New research published in the British Medical Journal has found a greatly increased risk of narcolepsy in the children and teenagers who were vaccinated against the A/H1N1 2009 influenza in England. This research reinforces the findings of previous studies done in Sweden and Finland, which found that the vaccine Pandremix increased the risk of narcolepsy.
“The results are consistent with previous studies from Finland and Sweden and indicate that the association is not confined to Scandinavian populations. However, the authors stress that the risk may still be overestimated, and they call for longer term monitoring of the cohort of children and adolescents exposed to Pandemrix to evaluate the exact level of risk.”
“In 2009, pandemic influenza A (H1N1) virus spread rapidly, resulting in millions of cases and over 18,000 deaths in over 200 countries. In England the vaccine Pandemrix was introduced in October 2009. By March 2010, around one in four (24%) of healthy children aged under 5 and just over a third (37%) aged 2-15 in a risk group had been vaccinated.”

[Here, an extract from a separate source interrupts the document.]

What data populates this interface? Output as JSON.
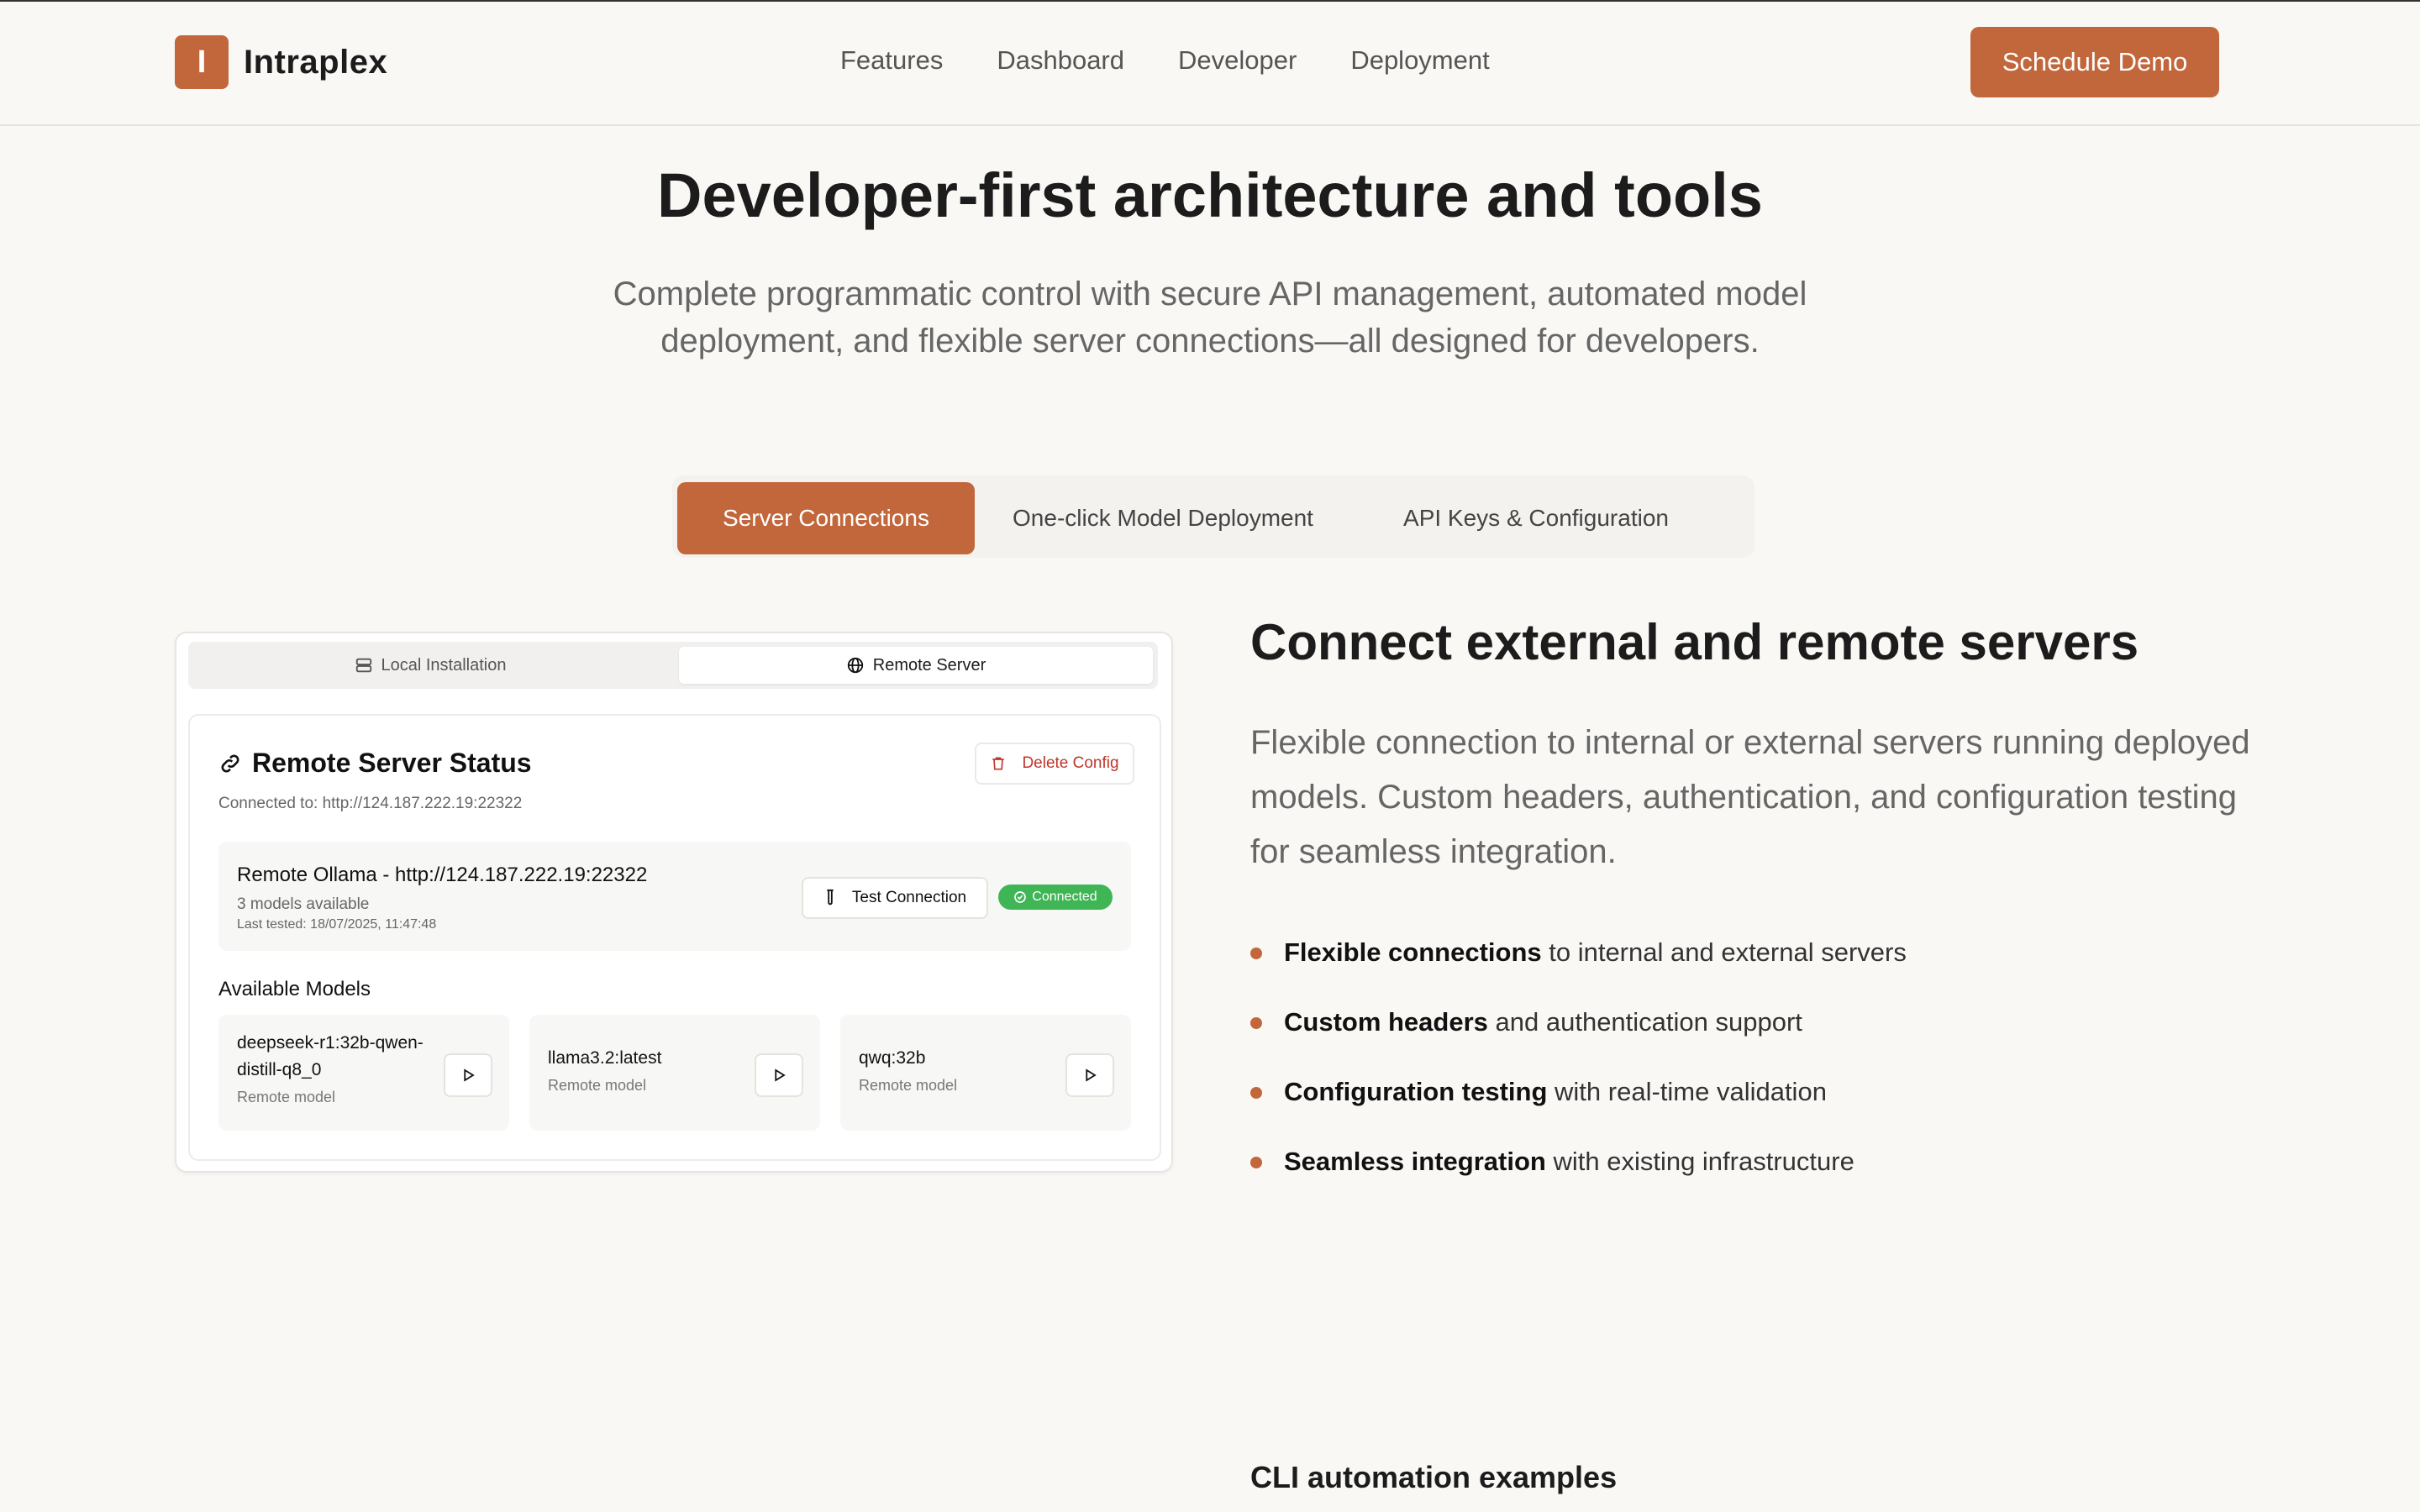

Shortly thereafter, researchers in Finland and Sweden raised their concerns about a probable link the between the vaccine Pandremix and narcolepsy. A 2012 study done in Finland confirmed this, reporting “a 13-fold increased risk in children and young people aged 4-19.”

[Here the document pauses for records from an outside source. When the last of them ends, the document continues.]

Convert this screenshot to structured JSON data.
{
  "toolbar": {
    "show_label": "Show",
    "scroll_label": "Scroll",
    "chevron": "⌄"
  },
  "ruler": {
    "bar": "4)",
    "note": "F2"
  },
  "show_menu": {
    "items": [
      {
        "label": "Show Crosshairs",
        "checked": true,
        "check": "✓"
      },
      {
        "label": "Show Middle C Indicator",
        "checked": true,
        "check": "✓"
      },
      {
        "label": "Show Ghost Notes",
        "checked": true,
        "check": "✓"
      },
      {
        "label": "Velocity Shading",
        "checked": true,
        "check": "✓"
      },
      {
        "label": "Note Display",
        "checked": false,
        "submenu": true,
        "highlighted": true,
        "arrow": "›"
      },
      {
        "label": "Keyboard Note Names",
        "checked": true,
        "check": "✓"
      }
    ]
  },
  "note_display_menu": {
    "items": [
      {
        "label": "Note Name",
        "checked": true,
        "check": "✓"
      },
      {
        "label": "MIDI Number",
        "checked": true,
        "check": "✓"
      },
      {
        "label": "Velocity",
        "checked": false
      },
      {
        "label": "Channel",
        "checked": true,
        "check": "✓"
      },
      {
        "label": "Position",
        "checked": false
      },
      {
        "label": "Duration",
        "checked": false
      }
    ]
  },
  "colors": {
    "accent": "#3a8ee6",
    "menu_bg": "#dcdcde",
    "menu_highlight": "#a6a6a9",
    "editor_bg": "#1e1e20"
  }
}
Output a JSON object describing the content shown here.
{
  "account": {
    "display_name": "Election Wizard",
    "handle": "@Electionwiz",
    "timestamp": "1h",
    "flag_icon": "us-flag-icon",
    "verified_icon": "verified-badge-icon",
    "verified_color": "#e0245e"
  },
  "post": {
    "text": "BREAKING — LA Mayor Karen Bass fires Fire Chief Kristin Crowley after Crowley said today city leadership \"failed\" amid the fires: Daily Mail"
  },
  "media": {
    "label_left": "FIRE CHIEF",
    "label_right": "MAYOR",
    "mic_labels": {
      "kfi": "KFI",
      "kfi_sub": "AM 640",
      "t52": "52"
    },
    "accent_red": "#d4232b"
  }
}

Because those were the only countries reporting on such a link, there was some speculation that perhaps the association was only in those populations. But this new research puts that to rest, finding the same association amongst the English population.
“Narcolepsy is a chronic disorder of excessive daytime sleepiness, often accompanied by sudden muscle weakness triggered by strong emotion (known as cataplexy). To evaluate the risk after vaccination in England, a team of researchers reviewed case notes for 245 children and young people aged 4-18 from sleep centres and child neurology centres across England.”

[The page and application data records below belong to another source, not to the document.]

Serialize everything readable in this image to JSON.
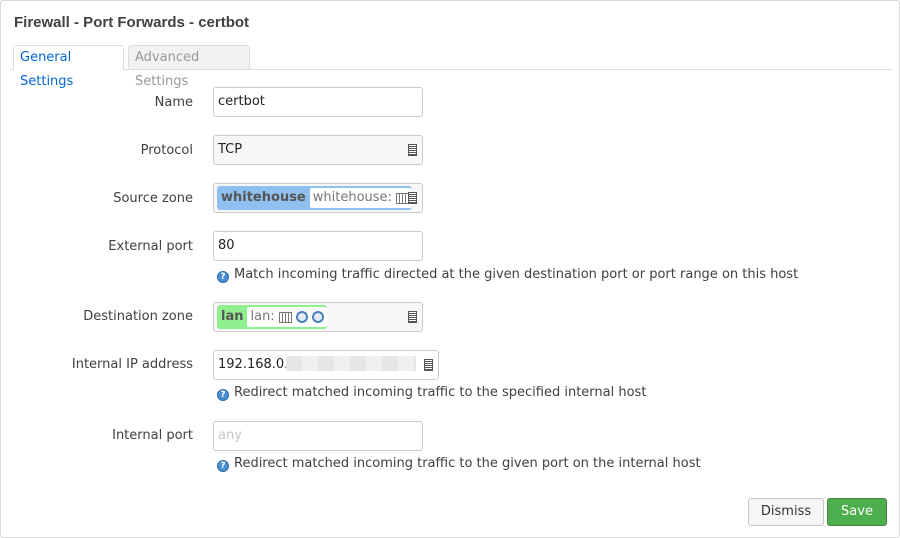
{
  "dialog": {
    "title": "Firewall - Port Forwards - certbot"
  },
  "tabs": [
    {
      "label": "General Settings",
      "active": true
    },
    {
      "label": "Advanced Settings",
      "active": false
    }
  ],
  "form": {
    "name": {
      "label": "Name",
      "value": "certbot"
    },
    "protocol": {
      "label": "Protocol",
      "value": "TCP"
    },
    "source_zone": {
      "label": "Source zone",
      "zone": "whitehouse",
      "zone_detail": "whitehouse:",
      "color": "#90c0f0"
    },
    "external_port": {
      "label": "External port",
      "value": "80",
      "hint": "Match incoming traffic directed at the given destination port or port range on this host"
    },
    "destination_zone": {
      "label": "Destination zone",
      "zone": "lan",
      "zone_detail": "lan:",
      "color": "#90f090"
    },
    "internal_ip": {
      "label": "Internal IP address",
      "value": "192.168.0.2",
      "hint": "Redirect matched incoming traffic to the specified internal host"
    },
    "internal_port": {
      "label": "Internal port",
      "placeholder": "any",
      "hint": "Redirect matched incoming traffic to the given port on the internal host"
    }
  },
  "buttons": {
    "dismiss": "Dismiss",
    "save": "Save"
  },
  "colors": {
    "accent": "#0069d6",
    "save": "#4cae4c"
  }
}
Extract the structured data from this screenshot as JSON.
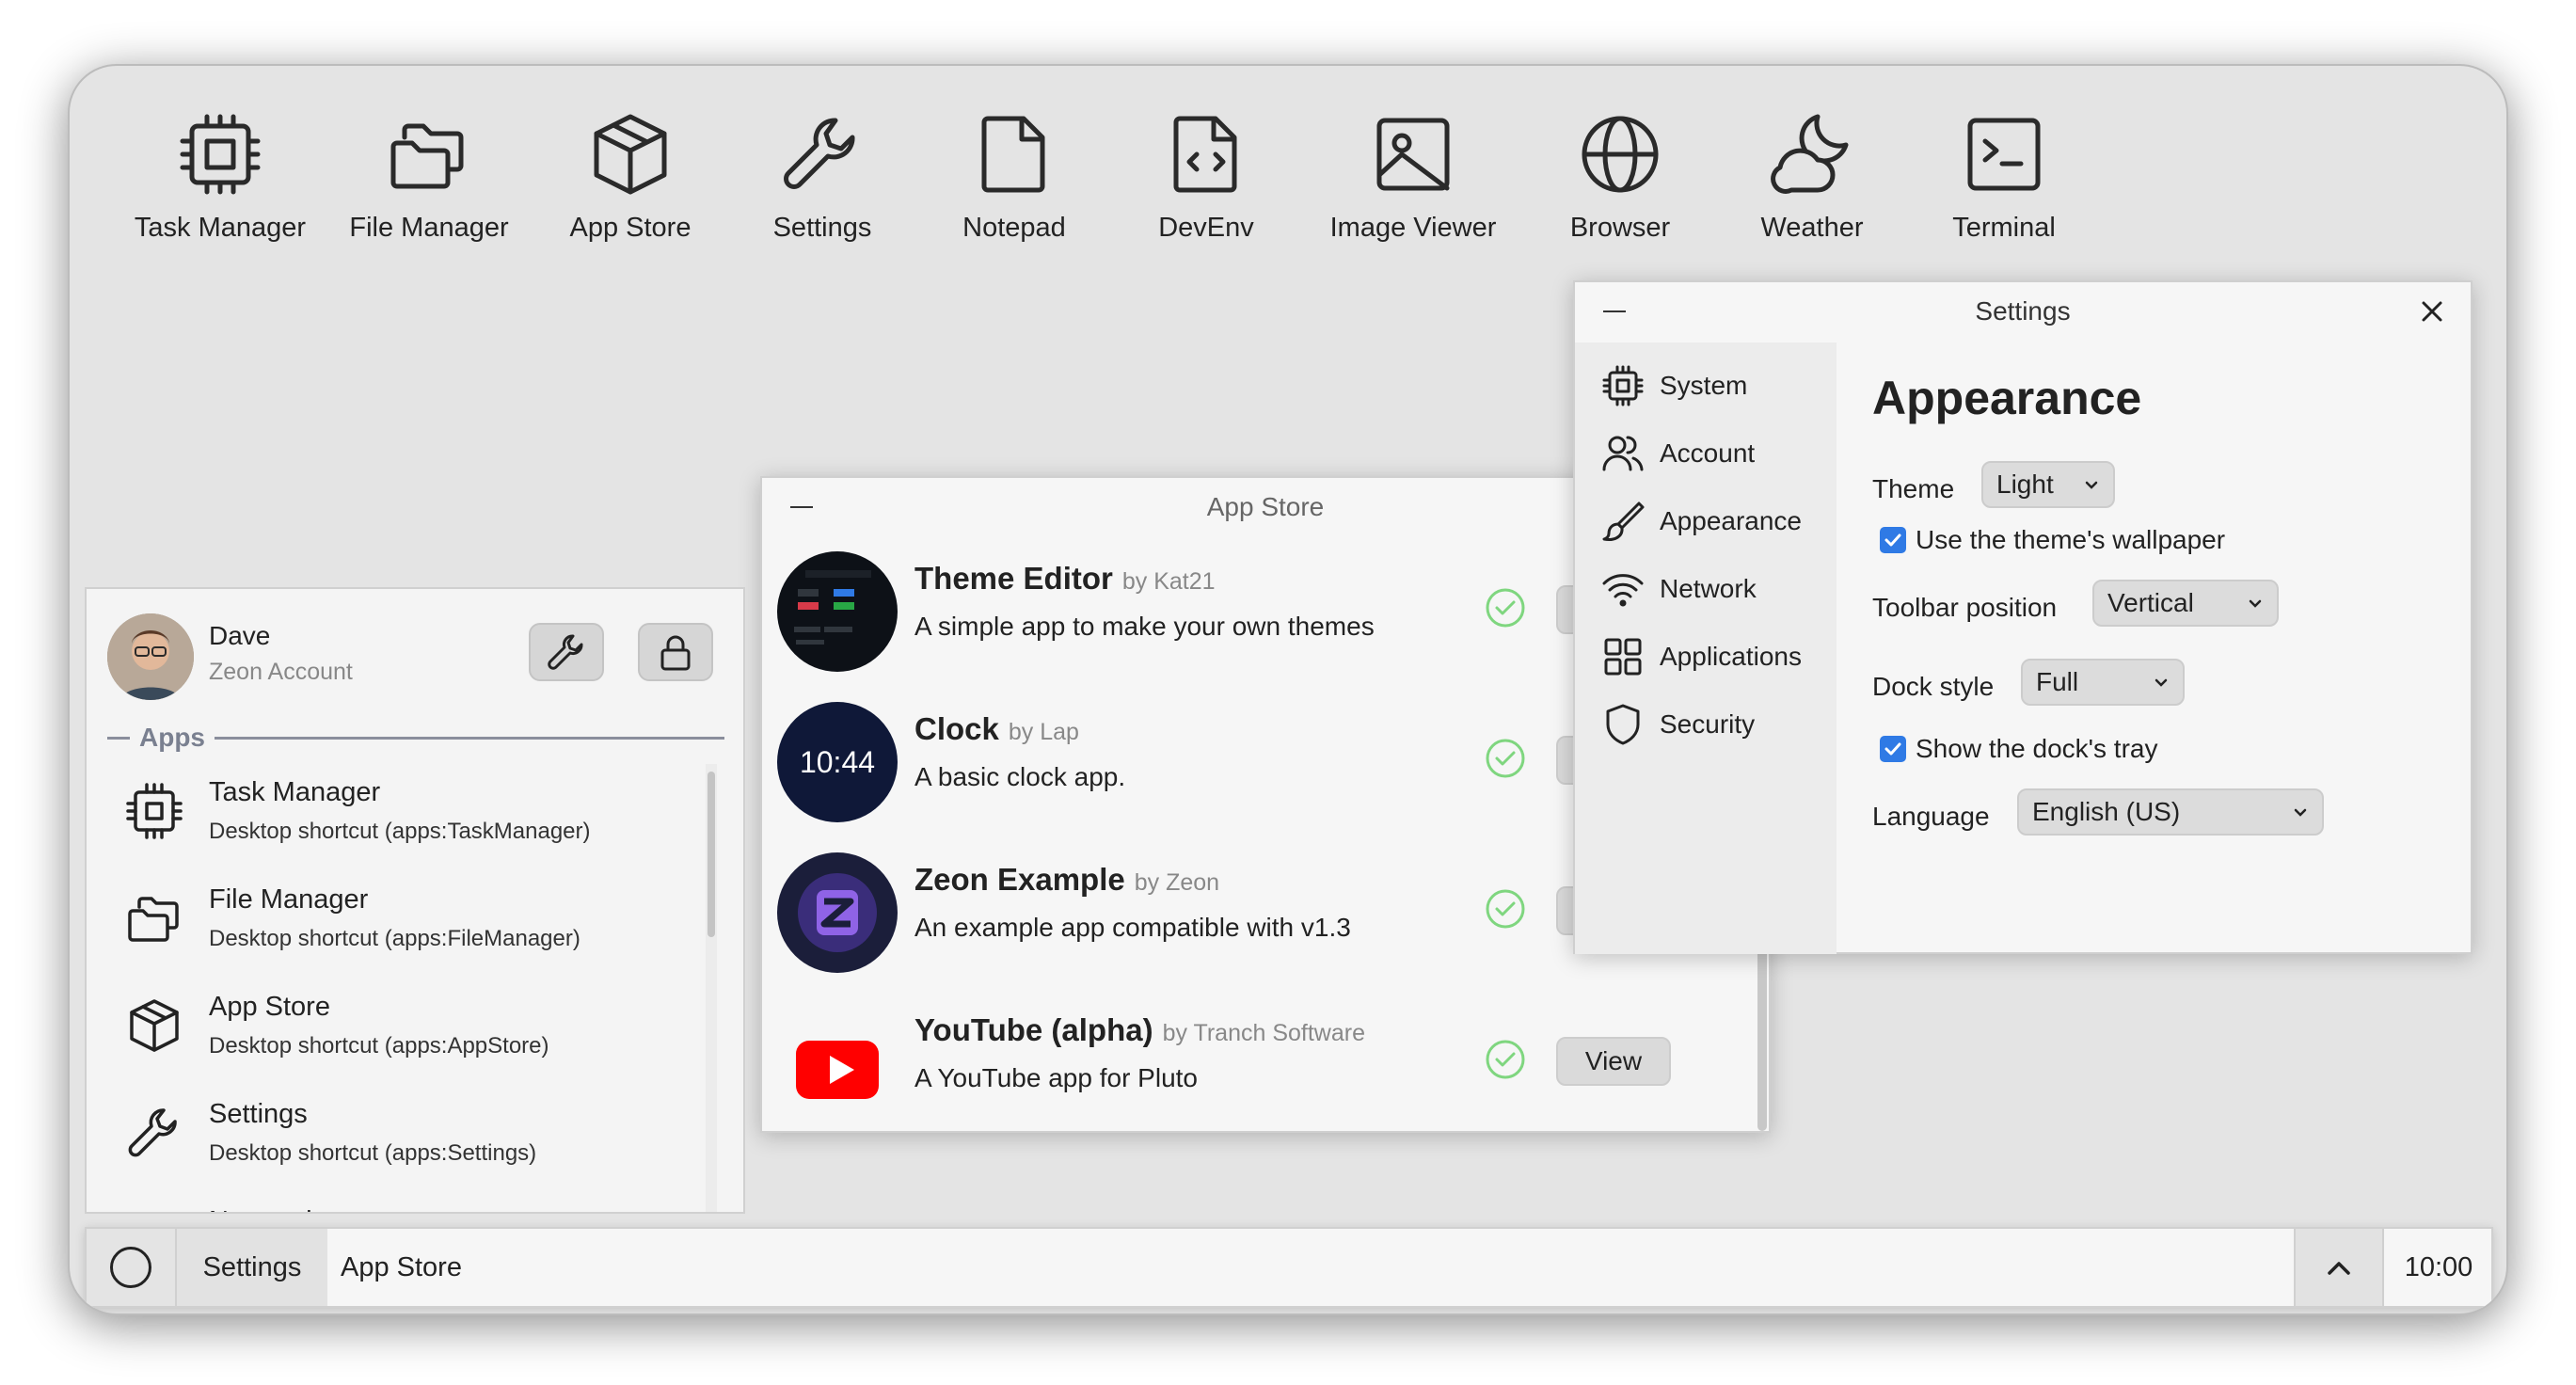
{
  "desktop": {
    "icons": [
      {
        "label": "Task Manager",
        "icon": "cpu-icon"
      },
      {
        "label": "File Manager",
        "icon": "folder-icon"
      },
      {
        "label": "App Store",
        "icon": "package-icon"
      },
      {
        "label": "Settings",
        "icon": "wrench-icon"
      },
      {
        "label": "Notepad",
        "icon": "file-icon"
      },
      {
        "label": "DevEnv",
        "icon": "code-file-icon"
      },
      {
        "label": "Image Viewer",
        "icon": "image-icon"
      },
      {
        "label": "Browser",
        "icon": "globe-icon"
      },
      {
        "label": "Weather",
        "icon": "cloud-moon-icon"
      },
      {
        "label": "Terminal",
        "icon": "terminal-icon"
      }
    ]
  },
  "launcher": {
    "user_name": "Dave",
    "user_account": "Zeon Account",
    "apps_header": "Apps",
    "apps": [
      {
        "name": "Task Manager",
        "desc": "Desktop shortcut (apps:TaskManager)",
        "icon": "cpu-icon"
      },
      {
        "name": "File Manager",
        "desc": "Desktop shortcut (apps:FileManager)",
        "icon": "folder-icon"
      },
      {
        "name": "App Store",
        "desc": "Desktop shortcut (apps:AppStore)",
        "icon": "package-icon"
      },
      {
        "name": "Settings",
        "desc": "Desktop shortcut (apps:Settings)",
        "icon": "wrench-icon"
      },
      {
        "name": "Notepad",
        "desc": "",
        "icon": "file-icon"
      }
    ]
  },
  "app_store": {
    "title": "App Store",
    "view_label": "View",
    "items": [
      {
        "name": "Theme Editor",
        "author": "by Kat21",
        "desc": "A simple app to make your own themes"
      },
      {
        "name": "Clock",
        "author": "by Lap",
        "desc": "A basic clock app.",
        "logo_text": "10:44"
      },
      {
        "name": "Zeon Example",
        "author": "by Zeon",
        "desc": "An example app compatible with v1.3"
      },
      {
        "name": "YouTube (alpha)",
        "author": "by Tranch Software",
        "desc": "A YouTube app for Pluto"
      }
    ]
  },
  "settings": {
    "title": "Settings",
    "nav": [
      {
        "label": "System",
        "icon": "cpu-icon"
      },
      {
        "label": "Account",
        "icon": "users-icon"
      },
      {
        "label": "Appearance",
        "icon": "brush-icon"
      },
      {
        "label": "Network",
        "icon": "wifi-icon"
      },
      {
        "label": "Applications",
        "icon": "grid-icon"
      },
      {
        "label": "Security",
        "icon": "shield-icon"
      }
    ],
    "heading": "Appearance",
    "theme_label": "Theme",
    "theme_value": "Light",
    "wallpaper_label": "Use the theme's wallpaper",
    "toolbar_label": "Toolbar position",
    "toolbar_value": "Vertical",
    "dock_label": "Dock style",
    "dock_value": "Full",
    "tray_label": "Show the dock's tray",
    "language_label": "Language",
    "language_value": "English (US)"
  },
  "taskbar": {
    "tasks": [
      "Settings",
      "App Store"
    ],
    "clock": "10:00"
  },
  "colors": {
    "accent": "#2f7ae5",
    "check_green": "#7fd67f"
  }
}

“Of these, 75 had narcolepsy (56 with cataplexy) with onset after 1 January 2008. Eleven had been vaccinated before onset of symptoms; seven within six months.”
“After adjusting for clinical conditions, vaccination at any time was associated with a 14-fold increased risk of narcolepsy, whereas vaccination within six months before onset was associated with a 16-fold increased risk.”
In total, that means that somewhere around “52,000 to 57,500 doses are associated with narcolepsy,” say the authors.
Further stating: “The increased risk of narcolepsy after vaccination with ASO3 adjuvanted pandemic A/H1N1 2009 vaccine indicates a causal association, consistent with findings from Finland. Because of variable delay in diagnosis, however, the risk might be overestimated by more rapid referral of vaccinated children.”
It’s unlikely that this specific vaccine would be used in the future anyways, but this research has important “implications for the future licensure and use of AS03 adjuvanted pandemic vaccines containing different subtypes such H5 or H9.”
The researchers conclude: “Further studies to assess the risk, if any, associated with the other A/H1N1 2009 vaccines used in the pandemic, including those with and without adjuvants, are also needed to inform the use of such vaccines in the event of a future pandemic.”
Source: British Medical Journal
Image Credits: H1N1 via Wikimedia Commons